With respect to National Security Adjudicative Guideline A – “Allegiance to the United States” – DoD Directive 5220.6 explains that the ability of an individual to “safeguard classified or sensitive information is in doubt if there is any reason to suspect an individual’s allegiance to the United States.”
When determining whether or not an applicant is able to establish allegiance, the government will take into consideration whether the applicant: (1) participated or supported acts against the United States; (2) placed the welfare of another country before those of the United States; and/or (3) failed to adhere to the laws of the United States, which in turn resulted in harm to the United States’s interests. See 32 CFR 147.3 – Guideline A – Allegiance to the United States.
Practically speaking, examples of conduct that could raise this as a security concern might include:
- Acts of espionage, treason, terrorism, or sedition;
- Associating or sympathizing with individuals who commit or are attempting to commit acts of espionage, treason, terrorism, or sedition; or
- Associating or sympathizing with individuals/organizations who support:
- Overthrowing or influencing the government;
- Preventing government personnel from performing their official duties;
- Gaining retribution for perceived wrongs caused by the government; and
- Preventing others from exercising their rights.
Mitigating Conditions – Guideline A: Allegiance to the United States
If an applicant’s conduct raises a concern regarding his or her allegiance to the United States, each of the following conditions, as applicable, could mitigate any security concern:
- The applicant was unaware of the unlawful goals of the individual/organization he or she associated with and severed ties upon learning of the same;
- The applicant’s conduct was humanitarian and permitted under the law;
- The applicant was involved in the conduct for a short period of time and was attributable to academic interest and/or curiosity; or
- The conduct occurred under such unusual circumstances and/or was so long ago that the conduct is unlikely to recur.
Discussion – Many of the issues that most people would perceive as involving “Allegiance to the United States” are actually covered under “Foreign Influence” (Guideline B) and “Foreign Preference” (Guideline C). Guideline A, for the most part, relates to conduct involving unlawful speech or action to influence, harm, overthrow the government (whether at the federal, state, or local level) or conduct aimed at preventing others from exercising their constitutional rights.

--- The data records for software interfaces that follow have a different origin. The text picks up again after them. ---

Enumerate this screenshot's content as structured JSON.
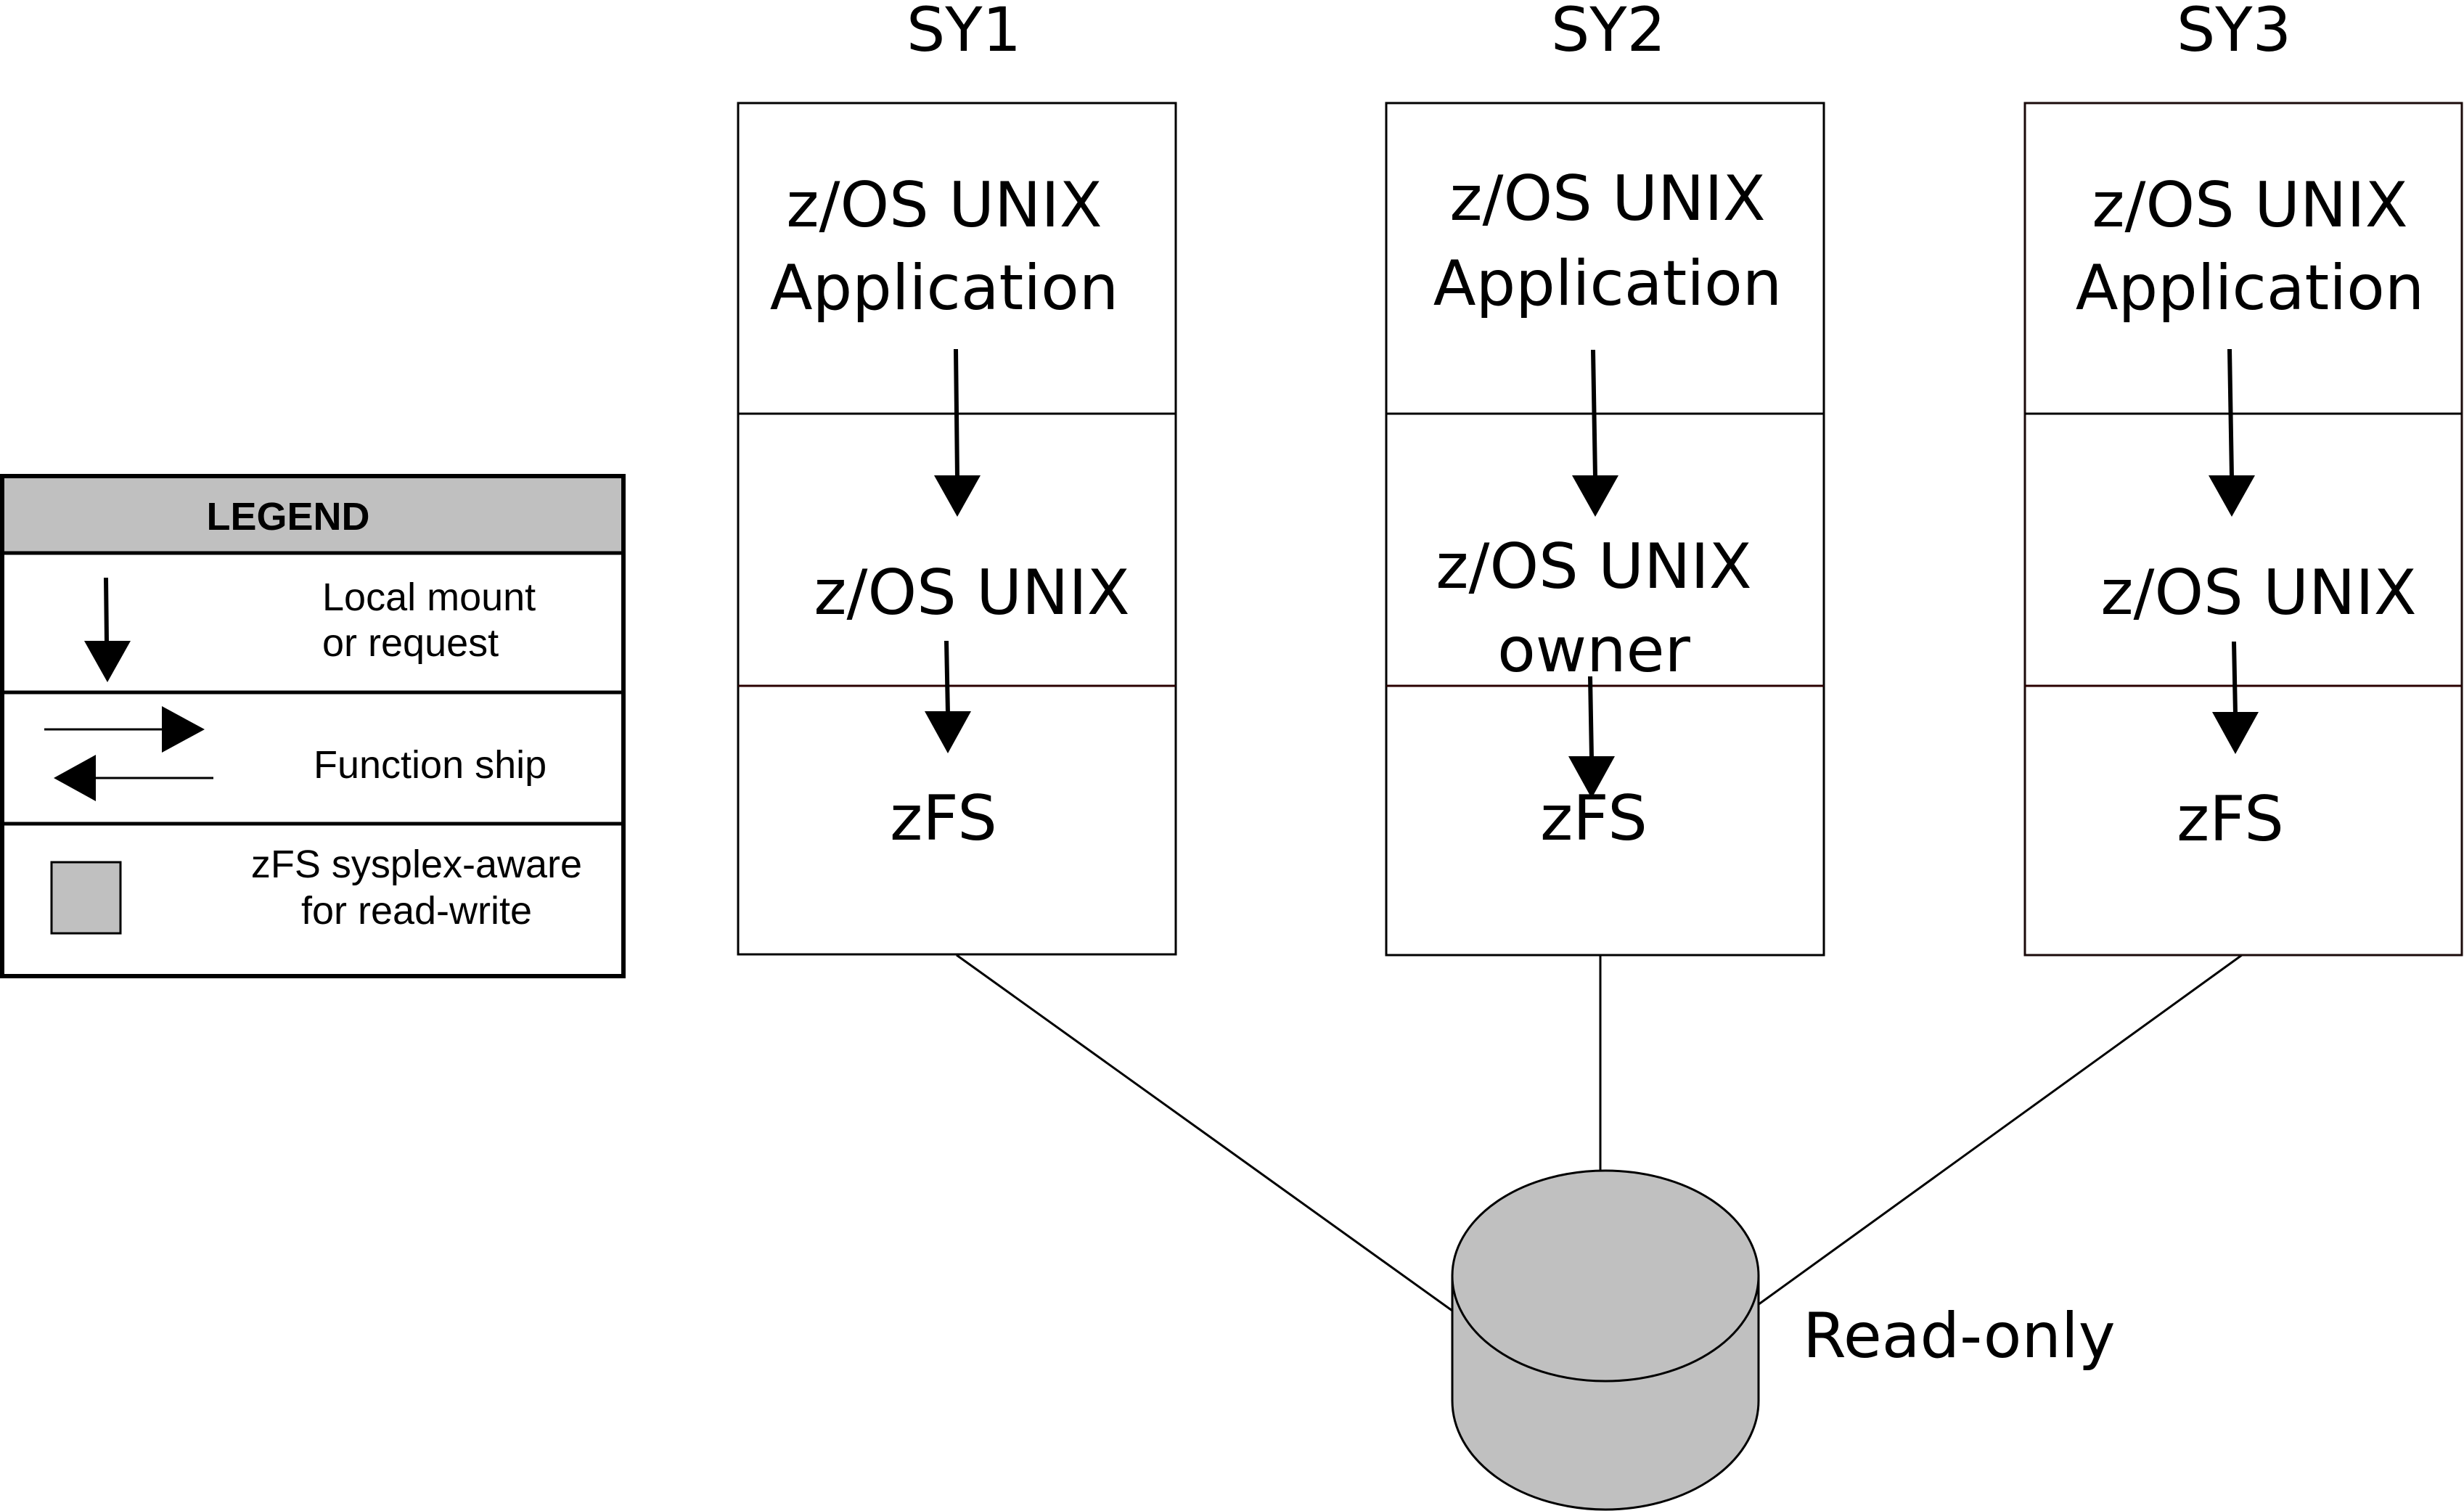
{
  "legend": {
    "title": "LEGEND",
    "items": [
      {
        "icon": "down-arrow-icon",
        "lines": [
          "Local mount",
          "or request"
        ]
      },
      {
        "icon": "bidirectional-arrows-icon",
        "lines": [
          "Function ship"
        ]
      },
      {
        "icon": "gray-square-icon",
        "lines": [
          "zFS sysplex-aware",
          "for read-write"
        ]
      }
    ],
    "header_color": "#c0c0c0",
    "swatch_color": "#c0c0c0"
  },
  "systems": [
    {
      "name": "SY1",
      "app_lines": [
        "z/OS UNIX",
        "Application"
      ],
      "middle_lines": [
        "z/OS UNIX"
      ],
      "bottom_label": "zFS"
    },
    {
      "name": "SY2",
      "app_lines": [
        "z/OS UNIX",
        "Application"
      ],
      "middle_lines": [
        "z/OS UNIX",
        "owner"
      ],
      "bottom_label": "zFS"
    },
    {
      "name": "SY3",
      "app_lines": [
        "z/OS UNIX",
        "Application"
      ],
      "middle_lines": [
        "z/OS UNIX"
      ],
      "bottom_label": "zFS"
    }
  ],
  "disk": {
    "label": "Read-only",
    "fill_color": "#c0c0c0"
  }
}
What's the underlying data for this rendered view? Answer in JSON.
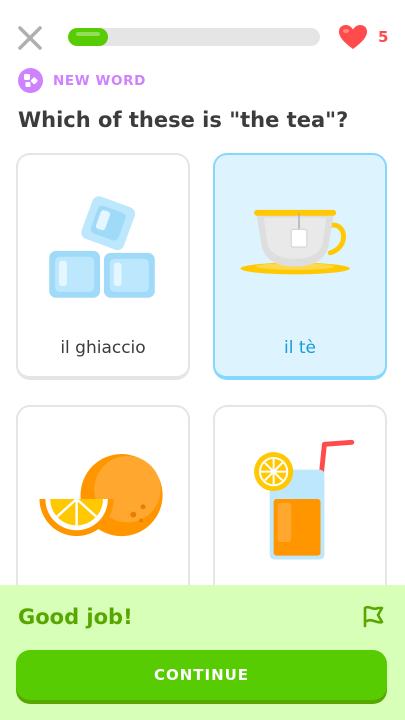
{
  "header": {
    "close_icon": "close-icon",
    "progress_fraction": 0.16,
    "hearts_count": "5",
    "heart_color": "#ff4b4b"
  },
  "challenge": {
    "badge_icon": "new-word-icon",
    "tag": "NEW WORD",
    "question": "Which of these is \"the tea\"?"
  },
  "choices": [
    {
      "label": "il ghiaccio",
      "icon": "ice-cubes-icon",
      "selected": false
    },
    {
      "label": "il tè",
      "icon": "tea-cup-icon",
      "selected": true
    },
    {
      "label": "",
      "icon": "orange-icon",
      "selected": false
    },
    {
      "label": "",
      "icon": "juice-glass-icon",
      "selected": false
    }
  ],
  "feedback": {
    "title": "Good job!",
    "flag_icon": "report-flag-icon",
    "continue_label": "CONTINUE"
  },
  "colors": {
    "accent_green": "#58cc02",
    "feedback_background": "#d7ffb8",
    "feedback_text": "#58a700",
    "selected_border": "#84d8ff",
    "selected_fill": "#ddf4ff",
    "selected_text": "#1899d6",
    "tag_purple": "#ce82ff"
  }
}
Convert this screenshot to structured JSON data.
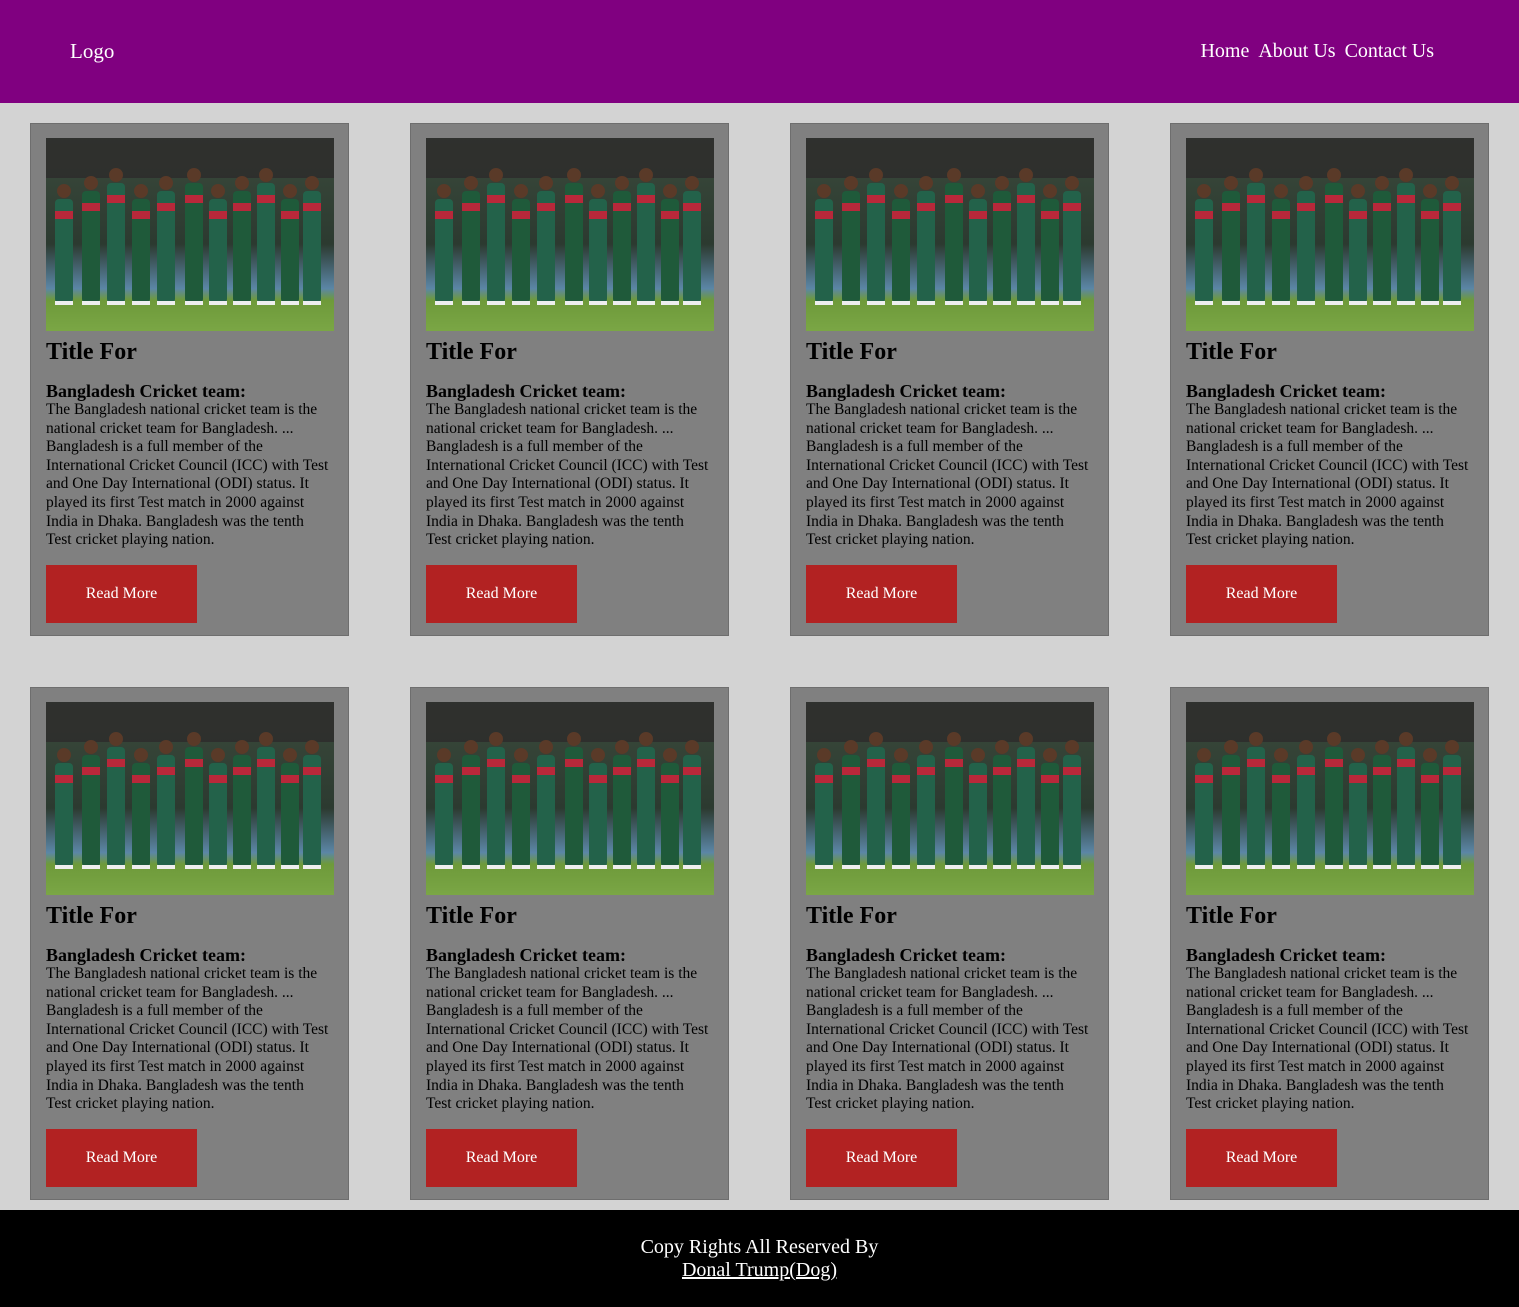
{
  "header": {
    "logo": "Logo",
    "nav": [
      "Home",
      "About Us",
      "Contact Us"
    ]
  },
  "cards": [
    {
      "title": "Title For",
      "subtitle": "Bangladesh Cricket team:",
      "body": "The Bangladesh national cricket team is the national cricket team for Bangladesh. ... Bangladesh is a full member of the International Cricket Council (ICC) with Test and One Day International (ODI) status. It played its first Test match in 2000 against India in Dhaka. Bangladesh was the tenth Test cricket playing nation.",
      "button": "Read More"
    },
    {
      "title": "Title For",
      "subtitle": "Bangladesh Cricket team:",
      "body": "The Bangladesh national cricket team is the national cricket team for Bangladesh. ... Bangladesh is a full member of the International Cricket Council (ICC) with Test and One Day International (ODI) status. It played its first Test match in 2000 against India in Dhaka. Bangladesh was the tenth Test cricket playing nation.",
      "button": "Read More"
    },
    {
      "title": "Title For",
      "subtitle": "Bangladesh Cricket team:",
      "body": "The Bangladesh national cricket team is the national cricket team for Bangladesh. ... Bangladesh is a full member of the International Cricket Council (ICC) with Test and One Day International (ODI) status. It played its first Test match in 2000 against India in Dhaka. Bangladesh was the tenth Test cricket playing nation.",
      "button": "Read More"
    },
    {
      "title": "Title For",
      "subtitle": "Bangladesh Cricket team:",
      "body": "The Bangladesh national cricket team is the national cricket team for Bangladesh. ... Bangladesh is a full member of the International Cricket Council (ICC) with Test and One Day International (ODI) status. It played its first Test match in 2000 against India in Dhaka. Bangladesh was the tenth Test cricket playing nation.",
      "button": "Read More"
    },
    {
      "title": "Title For",
      "subtitle": "Bangladesh Cricket team:",
      "body": "The Bangladesh national cricket team is the national cricket team for Bangladesh. ... Bangladesh is a full member of the International Cricket Council (ICC) with Test and One Day International (ODI) status. It played its first Test match in 2000 against India in Dhaka. Bangladesh was the tenth Test cricket playing nation.",
      "button": "Read More"
    },
    {
      "title": "Title For",
      "subtitle": "Bangladesh Cricket team:",
      "body": "The Bangladesh national cricket team is the national cricket team for Bangladesh. ... Bangladesh is a full member of the International Cricket Council (ICC) with Test and One Day International (ODI) status. It played its first Test match in 2000 against India in Dhaka. Bangladesh was the tenth Test cricket playing nation.",
      "button": "Read More"
    },
    {
      "title": "Title For",
      "subtitle": "Bangladesh Cricket team:",
      "body": "The Bangladesh national cricket team is the national cricket team for Bangladesh. ... Bangladesh is a full member of the International Cricket Council (ICC) with Test and One Day International (ODI) status. It played its first Test match in 2000 against India in Dhaka. Bangladesh was the tenth Test cricket playing nation.",
      "button": "Read More"
    },
    {
      "title": "Title For",
      "subtitle": "Bangladesh Cricket team:",
      "body": "The Bangladesh national cricket team is the national cricket team for Bangladesh. ... Bangladesh is a full member of the International Cricket Council (ICC) with Test and One Day International (ODI) status. It played its first Test match in 2000 against India in Dhaka. Bangladesh was the tenth Test cricket playing nation.",
      "button": "Read More"
    }
  ],
  "footer": {
    "line1": "Copy Rights All Reserved By",
    "link": "Donal Trump(Dog)"
  },
  "colors": {
    "header_bg": "#800080",
    "page_bg": "#d3d3d3",
    "card_bg": "#808080",
    "button_bg": "#b22222",
    "footer_bg": "#000000"
  }
}
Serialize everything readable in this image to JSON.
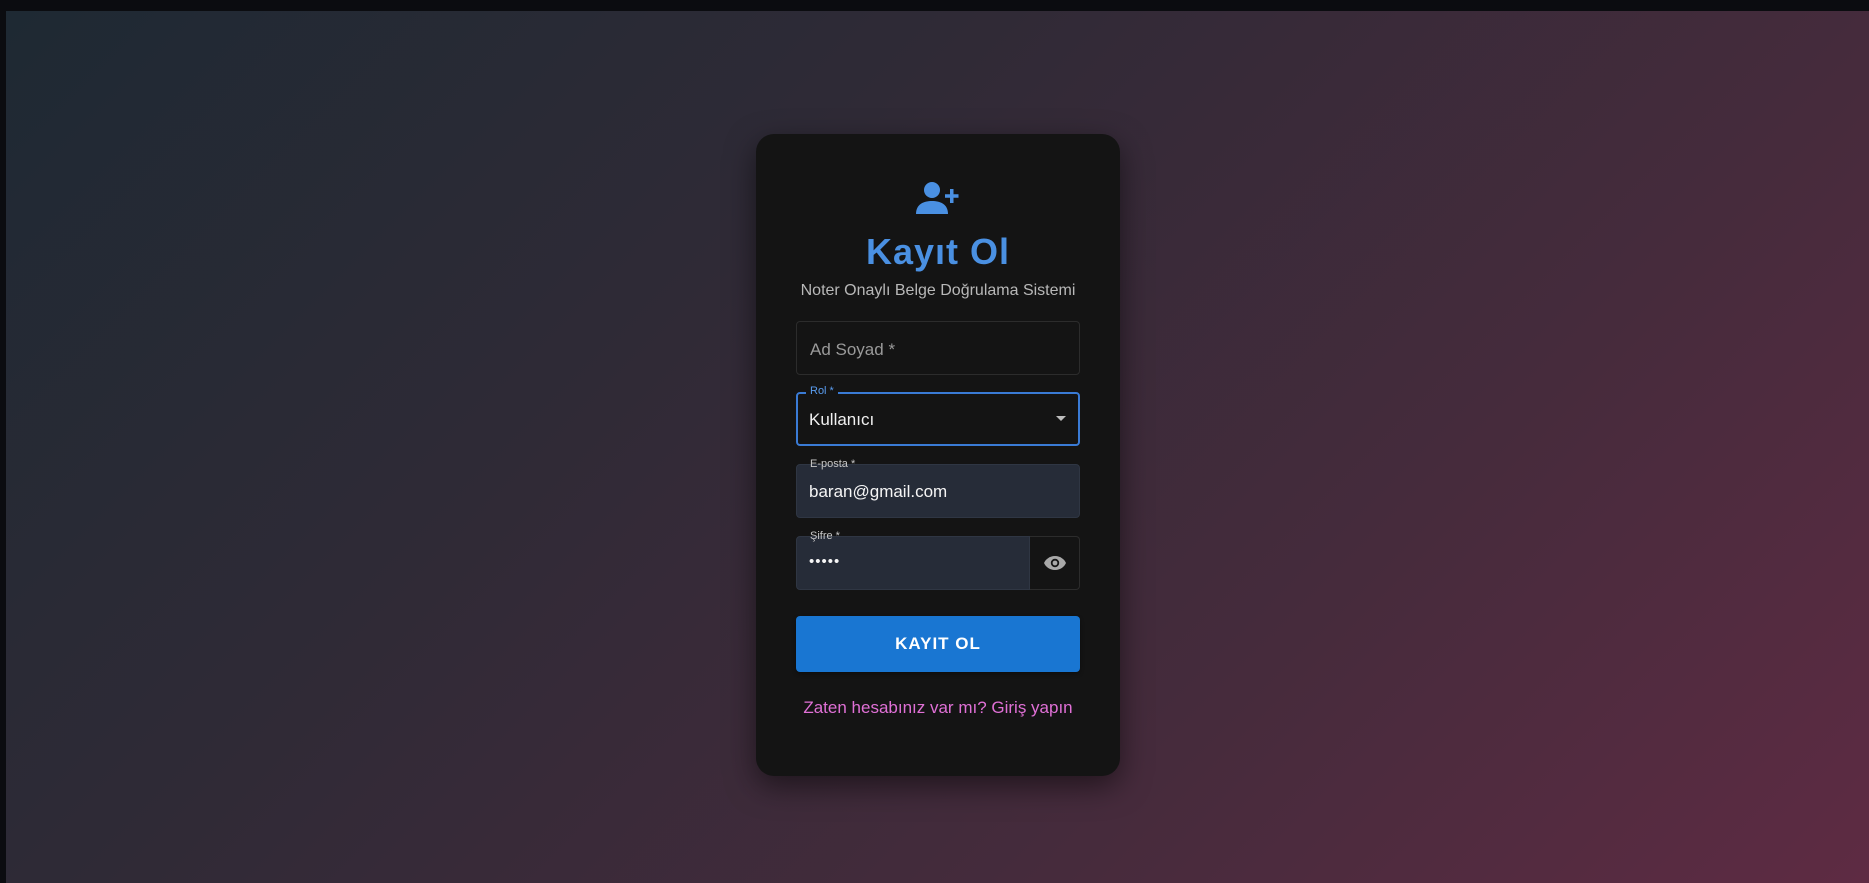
{
  "header": {
    "icon": "person-add-icon",
    "title": "Kayıt Ol",
    "subtitle": "Noter Onaylı Belge Doğrulama Sistemi"
  },
  "form": {
    "name": {
      "placeholder": "Ad Soyad *",
      "value": ""
    },
    "role": {
      "label": "Rol *",
      "value": "Kullanıcı"
    },
    "email": {
      "label": "E-posta *",
      "value": "baran@gmail.com"
    },
    "password": {
      "label": "Şifre *",
      "value": "•••••",
      "toggle_icon": "eye-icon"
    },
    "submit_label": "KAYIT OL",
    "login_link": "Zaten hesabınız var mı? Giriş yapın"
  },
  "colors": {
    "accent": "#4a90e2",
    "button": "#1976d2",
    "link": "#e070d6",
    "card": "#141414"
  }
}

It is important to keep in mind that mere criticism of government policies and/or agencies is protected by the First Amendment. Thus, merely voicing dissent with respect to either the government or existing laws is not unlawful and does not constitute a security threat (although such conduct could be potentially disqualifying pursuant to Guideline E (“Personal Conduct”)).
In the end, cases involving allegiance issues are rare. This is because, in most instances, if a investigation reveals allegiance issues, rather than continuing the investigation and/or adjudicative process, the case would promptly be referred to a counterintelligence agency for further investigation.
Security Clearance Denial Lawyer
If your security clearance has been denied or revoked due as a result of activities related to allegiance, contact the security clearance denial lawyers at the Brett O’Brien Law, LLC today. We will work to present clear and persuasive mitigating conditions on your behalf. Contact us today for a free case review.